The role of technology in learning
We are all aware that the world seems to be changing very fast, but few people anticipated quite how quickly this change would occur. Industry after industry is being digitally transformed. And there are very clear winners and losers – adapt or perish!
L&D departments must jump on the innovation wagon. This is vital when developing training programs to engage Modern Learners in fast-moving companies where digital transformation is or on the cusp of taking place. Doing so, will not only align with the company’s approach to better connect and think more creatively when tapping into training and talent management but better ensure return on investment.
Is digital technology dominating today’s learning?
Let’s look at the four phases of learning evolution:
- The traditional industrial age education method was shaped by the needs of the age, with rows of inactive learners subjected to a production-line approach to learning.
- In the early nineties of the last century, technology enabled us to experiment with CD-ROM based courses, Flash animations and solitary eLearning on dedicated machines.
- But it’s only now that we are seeing real breakthroughs, as technology reaches a level of maturity to provide ubiquitous, mobile learning that harnesses the social dimension.
Most training organizations are spread across these three eras, with various levels of progress.
As American-Canadian writer William Gibson said, ‘The future is already here — it’s just not very evenly distributed.’
- As we all focus on evolving to the more advanced and effective era of blended learning, the fourth industrial revolution is already upon us.
Artificial Intelligence (AI), The Internet of Things (IoT), Bots, Virtual Reality and other technologies are fundamentally changing how we work and how we learn.
Technology isn’t always the solution
So, what is the future of learning? Are we all going to learn from robots?
According to Sir Anthony Seldon, Vice-Chancellor of the University of Buckingham, within ten years students will be taught by machines powered by artificial intelligence. He claims the robots will adapt to each student, making ’extraordinarily inspirational’ teaching available for all. And yet, according to Toward Maturity report (2017-18), 55% of training continues to be delivered face-to-face. Does this mean that the vision of Sir Seldon is wrong, that we have been resistant to accepting this concept or that we actually still need a human element to learning?
Let’s not fall into the trap of thinking that because technology is the future, it is also the solution. For example, cheap eLearning solutions that rely solely on technology can lead to low engagement, low return on investment and ultimately a failure as an effective, low-cost learning solution.
Technology’s role is to enhance the work of educators and to empower learners. It is not technology, but tutors and mentors who are the true ‘killer app’ when it comes to an impactful learning experience.

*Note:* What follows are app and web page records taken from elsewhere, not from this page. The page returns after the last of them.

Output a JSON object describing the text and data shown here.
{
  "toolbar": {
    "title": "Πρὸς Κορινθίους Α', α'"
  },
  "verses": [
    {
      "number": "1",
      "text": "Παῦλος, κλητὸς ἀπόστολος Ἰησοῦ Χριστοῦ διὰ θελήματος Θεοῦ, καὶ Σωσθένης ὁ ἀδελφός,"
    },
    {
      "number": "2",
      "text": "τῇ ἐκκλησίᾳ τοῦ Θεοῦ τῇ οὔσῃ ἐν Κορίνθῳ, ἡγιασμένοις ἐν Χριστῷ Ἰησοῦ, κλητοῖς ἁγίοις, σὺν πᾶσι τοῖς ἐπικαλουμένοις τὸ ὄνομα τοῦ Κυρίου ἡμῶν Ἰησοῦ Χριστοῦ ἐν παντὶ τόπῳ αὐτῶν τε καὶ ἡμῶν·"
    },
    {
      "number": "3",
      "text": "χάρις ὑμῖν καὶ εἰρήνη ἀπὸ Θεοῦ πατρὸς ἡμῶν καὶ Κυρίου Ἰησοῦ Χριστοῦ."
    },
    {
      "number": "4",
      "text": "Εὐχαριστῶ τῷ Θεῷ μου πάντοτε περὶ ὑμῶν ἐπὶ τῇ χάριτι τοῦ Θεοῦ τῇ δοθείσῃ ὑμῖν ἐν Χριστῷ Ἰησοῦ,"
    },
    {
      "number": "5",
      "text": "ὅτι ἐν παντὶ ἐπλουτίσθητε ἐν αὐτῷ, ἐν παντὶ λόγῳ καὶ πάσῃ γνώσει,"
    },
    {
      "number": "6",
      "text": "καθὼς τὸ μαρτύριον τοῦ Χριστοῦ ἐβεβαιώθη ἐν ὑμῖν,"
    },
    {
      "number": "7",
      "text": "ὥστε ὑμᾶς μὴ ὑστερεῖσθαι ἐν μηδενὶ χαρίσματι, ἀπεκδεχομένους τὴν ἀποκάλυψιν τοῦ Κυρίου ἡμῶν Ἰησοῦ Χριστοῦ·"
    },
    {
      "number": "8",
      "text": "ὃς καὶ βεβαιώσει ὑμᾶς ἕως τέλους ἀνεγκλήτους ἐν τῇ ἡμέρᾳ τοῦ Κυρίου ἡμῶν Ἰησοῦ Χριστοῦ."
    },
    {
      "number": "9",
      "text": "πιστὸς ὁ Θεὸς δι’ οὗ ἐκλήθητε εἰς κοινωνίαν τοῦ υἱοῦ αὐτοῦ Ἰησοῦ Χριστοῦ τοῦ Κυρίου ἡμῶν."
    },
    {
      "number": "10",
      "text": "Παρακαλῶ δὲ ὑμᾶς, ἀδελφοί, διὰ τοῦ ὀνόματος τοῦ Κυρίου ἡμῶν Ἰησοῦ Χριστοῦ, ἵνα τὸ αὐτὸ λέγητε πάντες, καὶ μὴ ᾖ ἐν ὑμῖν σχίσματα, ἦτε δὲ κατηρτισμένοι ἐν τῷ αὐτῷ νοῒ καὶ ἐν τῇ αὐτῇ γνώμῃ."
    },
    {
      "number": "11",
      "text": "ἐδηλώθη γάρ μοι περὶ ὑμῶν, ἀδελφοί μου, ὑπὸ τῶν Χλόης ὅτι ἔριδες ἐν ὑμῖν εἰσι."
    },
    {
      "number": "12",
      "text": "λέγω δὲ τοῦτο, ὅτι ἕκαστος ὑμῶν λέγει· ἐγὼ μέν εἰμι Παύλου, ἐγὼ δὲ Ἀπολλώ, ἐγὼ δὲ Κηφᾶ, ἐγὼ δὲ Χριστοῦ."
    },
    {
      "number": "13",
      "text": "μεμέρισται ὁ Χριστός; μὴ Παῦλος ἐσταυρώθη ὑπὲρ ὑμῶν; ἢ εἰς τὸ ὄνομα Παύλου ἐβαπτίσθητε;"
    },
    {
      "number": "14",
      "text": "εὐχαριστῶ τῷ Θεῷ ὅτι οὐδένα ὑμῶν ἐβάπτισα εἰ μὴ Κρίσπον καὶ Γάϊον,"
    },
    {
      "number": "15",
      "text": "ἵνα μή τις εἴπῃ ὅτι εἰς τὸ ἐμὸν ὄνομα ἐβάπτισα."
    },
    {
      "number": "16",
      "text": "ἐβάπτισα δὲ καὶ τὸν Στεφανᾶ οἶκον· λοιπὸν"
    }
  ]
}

Matt Britland, Head of ICT at Kingston Grammar School, also argues that the future of learning is not about robots nor one specific device. Interestingly, he says it’s about access to learning ATAWAT (anytime, anywhere, via any device), as well as local and global collaboration. For Matt, the future of technology in education is the cloud; and the future of learning and teaching is social.
It’s true that the role of personal technology in learning is increasing and it will continue playing an incredibly important part in, e.g. intelligent learning or employing flipped classroom methodology and giving learners plenty of self-study opportunities. However, there will still be a firm place for tutorship and mentorship in the learning process.
The future of learning is human echnology
There are many tricks that digital learning technologies can do for learners to support the learning process.
However, if you asked a learner what they thought about their learning experience you probably would not hear, ‘I loved your interactive microlearning interface’, or, ‘your rescheduling-in-a-click function on my phone was incredible’.
What you would hear instead is, ‘John from Yorkshire has helped me to overcome my nervousness when delivering presentations and I had a real break-through!’, or, ‘Marcy from Michigan was the best trainer I’ve ever had’.
This is why tutorship and mentorship is key to successful learning.
In addition, one of the key challenges of driving people through learning is keeping them motivated. The main motivator is another human such as a tutor, mentor or a learning buddy by your side. They help you throughout the program, congratulate you when you do well, pick you up when you struggle and keep you on track so that you can reach your objectives.
Undoubtedly, technology has its place in learning, but it should be used to support and complement tutors, not to replace them. Without the human-driven element, learning just would not work as effectively as it could. Also, the beauty of having access to learning technologies is that you don’t have to choose between digital or face to face learning: you can have both. It is not necessary to limit yourself by technology-driven learning. Be wise, use technology not for the sake of it but to support and enhance your learning experience.
The original and expanded version of this article was written by Gabriela for Learnlight and can be accessed via Learnlight Insights.
About the author of this article:
Gabriela is an Intercultural Skills Consultant & Instructional Designer at Learnlight. She focuses on the topics of cultural competence, soft skills and diversity & inclusion. She advises on and designs blended learning solutions and training content for that fit the needs of the modern learners.
“Disclaimer: The views and opinions expressed in articles on this site are those of the authors and do not necessarily reflect the official policy or position of SIETAR UK.“